> What you should do: For the word "screenshot", return each line of the data in which it occurs.

(Stored data entries)
|---|
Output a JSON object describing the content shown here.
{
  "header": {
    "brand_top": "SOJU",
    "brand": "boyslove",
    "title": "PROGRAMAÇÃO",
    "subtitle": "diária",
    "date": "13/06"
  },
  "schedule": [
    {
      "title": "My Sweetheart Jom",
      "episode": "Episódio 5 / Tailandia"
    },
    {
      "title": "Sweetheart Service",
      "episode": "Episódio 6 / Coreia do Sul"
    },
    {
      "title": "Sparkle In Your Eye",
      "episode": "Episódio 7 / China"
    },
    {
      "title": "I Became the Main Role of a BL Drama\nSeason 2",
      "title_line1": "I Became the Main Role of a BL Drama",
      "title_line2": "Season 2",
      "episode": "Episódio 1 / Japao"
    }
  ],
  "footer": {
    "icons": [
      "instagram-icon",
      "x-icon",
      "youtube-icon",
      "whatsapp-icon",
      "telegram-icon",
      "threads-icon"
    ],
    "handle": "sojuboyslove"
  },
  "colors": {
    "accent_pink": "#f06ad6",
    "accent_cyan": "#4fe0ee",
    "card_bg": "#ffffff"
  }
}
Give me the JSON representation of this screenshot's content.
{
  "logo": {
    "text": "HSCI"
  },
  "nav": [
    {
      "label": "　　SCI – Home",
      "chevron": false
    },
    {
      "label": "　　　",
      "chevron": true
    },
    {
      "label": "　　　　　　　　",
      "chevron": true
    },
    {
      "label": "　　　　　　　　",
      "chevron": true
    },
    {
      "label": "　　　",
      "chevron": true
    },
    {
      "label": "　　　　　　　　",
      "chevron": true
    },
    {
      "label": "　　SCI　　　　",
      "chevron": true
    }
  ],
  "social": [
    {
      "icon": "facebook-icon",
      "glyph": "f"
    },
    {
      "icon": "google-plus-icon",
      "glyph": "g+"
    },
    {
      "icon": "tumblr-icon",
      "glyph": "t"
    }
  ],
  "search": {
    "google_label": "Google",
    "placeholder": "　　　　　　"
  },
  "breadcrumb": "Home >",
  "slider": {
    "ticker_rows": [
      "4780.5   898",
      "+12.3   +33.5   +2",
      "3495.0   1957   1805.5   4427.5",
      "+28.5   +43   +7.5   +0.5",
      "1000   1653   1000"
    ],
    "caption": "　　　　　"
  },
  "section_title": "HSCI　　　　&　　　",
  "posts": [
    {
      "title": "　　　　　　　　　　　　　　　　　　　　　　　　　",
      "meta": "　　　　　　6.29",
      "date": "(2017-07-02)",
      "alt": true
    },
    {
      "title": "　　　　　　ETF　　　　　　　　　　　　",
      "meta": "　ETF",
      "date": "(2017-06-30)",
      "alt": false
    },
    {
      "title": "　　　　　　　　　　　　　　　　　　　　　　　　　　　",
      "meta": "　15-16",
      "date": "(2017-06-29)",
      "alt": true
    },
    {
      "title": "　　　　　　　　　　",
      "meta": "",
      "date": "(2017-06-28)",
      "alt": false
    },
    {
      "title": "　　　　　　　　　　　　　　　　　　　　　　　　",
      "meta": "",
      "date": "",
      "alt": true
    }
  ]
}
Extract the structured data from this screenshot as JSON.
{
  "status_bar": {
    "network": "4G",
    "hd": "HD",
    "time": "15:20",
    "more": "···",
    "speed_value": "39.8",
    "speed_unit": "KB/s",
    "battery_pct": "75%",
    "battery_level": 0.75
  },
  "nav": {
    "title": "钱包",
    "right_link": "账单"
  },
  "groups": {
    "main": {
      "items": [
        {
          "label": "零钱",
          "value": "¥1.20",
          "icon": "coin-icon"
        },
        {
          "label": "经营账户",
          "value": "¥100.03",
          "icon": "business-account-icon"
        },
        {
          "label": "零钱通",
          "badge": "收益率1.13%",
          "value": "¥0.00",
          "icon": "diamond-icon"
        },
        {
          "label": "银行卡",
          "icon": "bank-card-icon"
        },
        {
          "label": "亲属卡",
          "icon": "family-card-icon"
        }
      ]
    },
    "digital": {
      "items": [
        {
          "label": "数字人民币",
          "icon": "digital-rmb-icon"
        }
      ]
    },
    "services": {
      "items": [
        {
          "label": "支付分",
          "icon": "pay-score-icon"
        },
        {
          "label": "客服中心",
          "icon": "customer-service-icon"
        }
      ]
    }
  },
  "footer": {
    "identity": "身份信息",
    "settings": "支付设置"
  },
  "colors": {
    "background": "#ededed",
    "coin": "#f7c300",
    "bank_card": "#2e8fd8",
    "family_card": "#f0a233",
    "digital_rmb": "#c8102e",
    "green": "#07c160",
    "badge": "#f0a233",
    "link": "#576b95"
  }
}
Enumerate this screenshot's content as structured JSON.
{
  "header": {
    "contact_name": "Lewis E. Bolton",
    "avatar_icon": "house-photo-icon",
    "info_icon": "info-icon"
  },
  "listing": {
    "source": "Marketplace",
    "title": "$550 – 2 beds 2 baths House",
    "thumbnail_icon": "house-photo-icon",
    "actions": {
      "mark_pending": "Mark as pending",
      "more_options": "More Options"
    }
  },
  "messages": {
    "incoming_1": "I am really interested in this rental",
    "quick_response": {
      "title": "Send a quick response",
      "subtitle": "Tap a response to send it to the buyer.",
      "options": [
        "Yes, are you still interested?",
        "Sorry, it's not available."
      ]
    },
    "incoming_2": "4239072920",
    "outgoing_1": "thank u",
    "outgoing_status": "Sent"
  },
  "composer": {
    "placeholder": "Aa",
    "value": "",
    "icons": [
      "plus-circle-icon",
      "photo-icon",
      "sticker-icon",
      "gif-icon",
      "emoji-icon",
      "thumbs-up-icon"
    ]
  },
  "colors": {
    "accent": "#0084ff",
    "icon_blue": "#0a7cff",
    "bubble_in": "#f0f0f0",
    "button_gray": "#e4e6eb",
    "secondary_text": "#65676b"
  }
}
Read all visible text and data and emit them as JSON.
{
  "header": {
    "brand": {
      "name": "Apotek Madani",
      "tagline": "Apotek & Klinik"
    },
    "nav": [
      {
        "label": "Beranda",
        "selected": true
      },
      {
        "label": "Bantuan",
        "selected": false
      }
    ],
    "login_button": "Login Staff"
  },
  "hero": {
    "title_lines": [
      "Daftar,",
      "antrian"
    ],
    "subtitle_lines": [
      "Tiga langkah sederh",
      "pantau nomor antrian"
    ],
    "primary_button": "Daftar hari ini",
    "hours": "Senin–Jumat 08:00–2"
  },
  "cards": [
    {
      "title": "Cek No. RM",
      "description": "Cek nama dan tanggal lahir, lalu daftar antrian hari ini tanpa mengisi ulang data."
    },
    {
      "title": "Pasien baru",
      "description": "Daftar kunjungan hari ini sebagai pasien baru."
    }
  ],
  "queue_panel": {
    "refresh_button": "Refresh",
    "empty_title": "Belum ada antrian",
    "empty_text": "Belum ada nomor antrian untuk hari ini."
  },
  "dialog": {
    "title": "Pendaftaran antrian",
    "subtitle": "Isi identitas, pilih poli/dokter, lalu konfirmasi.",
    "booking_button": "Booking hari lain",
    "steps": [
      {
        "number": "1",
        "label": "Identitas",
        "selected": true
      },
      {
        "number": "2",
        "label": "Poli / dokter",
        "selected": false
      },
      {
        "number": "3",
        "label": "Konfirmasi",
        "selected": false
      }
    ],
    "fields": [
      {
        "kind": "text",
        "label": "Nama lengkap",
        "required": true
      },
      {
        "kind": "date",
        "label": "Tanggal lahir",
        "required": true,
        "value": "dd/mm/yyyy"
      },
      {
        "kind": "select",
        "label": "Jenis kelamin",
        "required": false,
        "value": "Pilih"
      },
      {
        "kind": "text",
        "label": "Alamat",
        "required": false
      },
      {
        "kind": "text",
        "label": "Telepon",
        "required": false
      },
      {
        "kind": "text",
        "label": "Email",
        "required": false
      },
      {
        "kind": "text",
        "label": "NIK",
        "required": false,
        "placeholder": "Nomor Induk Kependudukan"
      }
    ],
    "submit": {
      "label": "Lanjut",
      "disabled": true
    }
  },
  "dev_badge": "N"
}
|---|
> Solution for this task:
Give me the JSON representation of this screenshot's content.
Extract the structured data from this screenshot as JSON.
Enumerate this screenshot's content as structured JSON.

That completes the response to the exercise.